▸ Records shown
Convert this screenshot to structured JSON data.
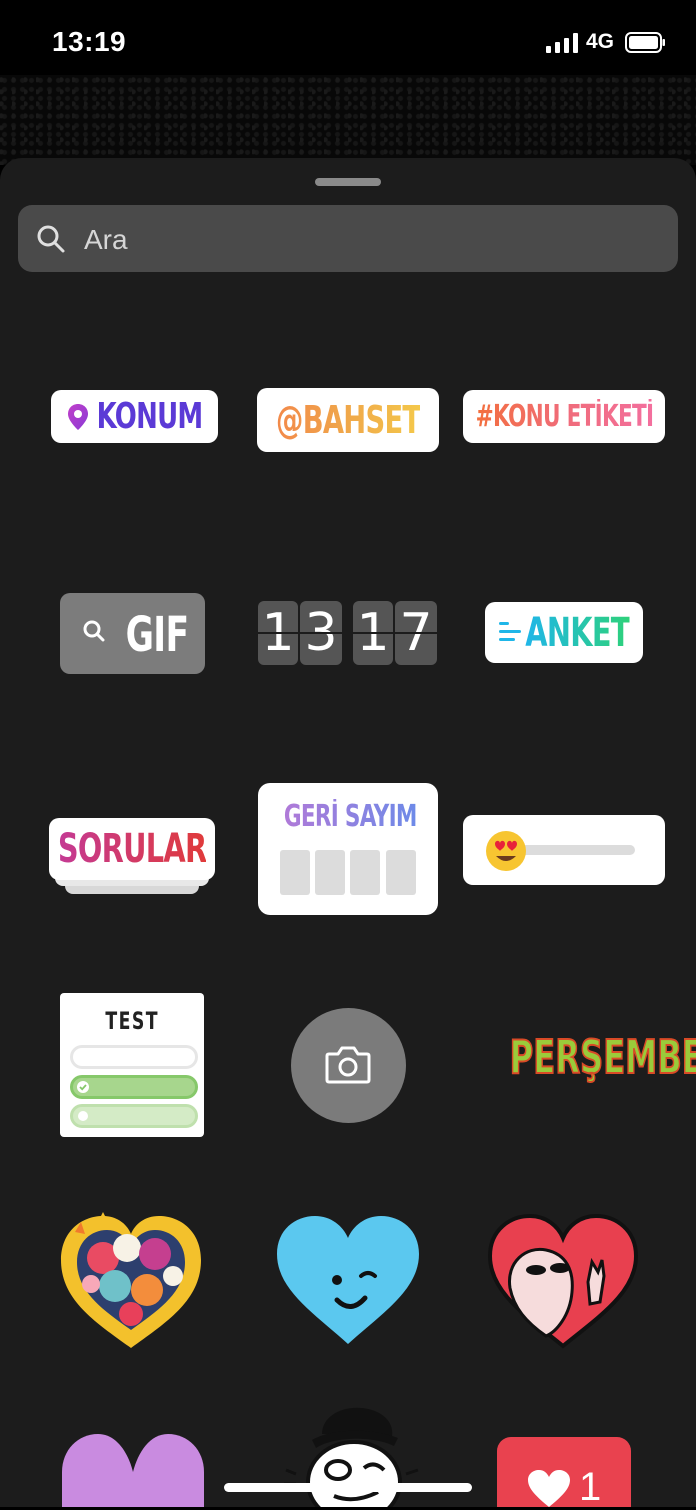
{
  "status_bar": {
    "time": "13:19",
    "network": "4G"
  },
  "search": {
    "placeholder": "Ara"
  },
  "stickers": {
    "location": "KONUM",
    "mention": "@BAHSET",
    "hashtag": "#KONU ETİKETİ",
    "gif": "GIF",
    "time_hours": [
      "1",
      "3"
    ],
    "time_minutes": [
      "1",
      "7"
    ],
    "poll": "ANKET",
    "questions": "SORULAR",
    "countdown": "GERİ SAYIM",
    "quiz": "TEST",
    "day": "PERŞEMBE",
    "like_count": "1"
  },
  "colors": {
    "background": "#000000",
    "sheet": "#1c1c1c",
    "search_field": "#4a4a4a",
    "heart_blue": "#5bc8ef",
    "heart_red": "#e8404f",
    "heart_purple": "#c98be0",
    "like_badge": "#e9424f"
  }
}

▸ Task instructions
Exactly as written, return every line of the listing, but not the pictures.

▸ Output below
Convert this screenshot to structured JSON data.
{
  "status_bar": {
    "time": "13:19",
    "network": "4G"
  },
  "search": {
    "placeholder": "Ara"
  },
  "stickers": {
    "location": "KONUM",
    "mention": "@BAHSET",
    "hashtag": "#KONU ETİKETİ",
    "gif": "GIF",
    "time_hours": [
      "1",
      "3"
    ],
    "time_minutes": [
      "1",
      "7"
    ],
    "poll": "ANKET",
    "questions": "SORULAR",
    "countdown": "GERİ SAYIM",
    "quiz": "TEST",
    "day": "PERŞEMBE",
    "like_count": "1"
  },
  "colors": {
    "background": "#000000",
    "sheet": "#1c1c1c",
    "search_field": "#4a4a4a",
    "heart_blue": "#5bc8ef",
    "heart_red": "#e8404f",
    "heart_purple": "#c98be0",
    "like_badge": "#e9424f"
  }
}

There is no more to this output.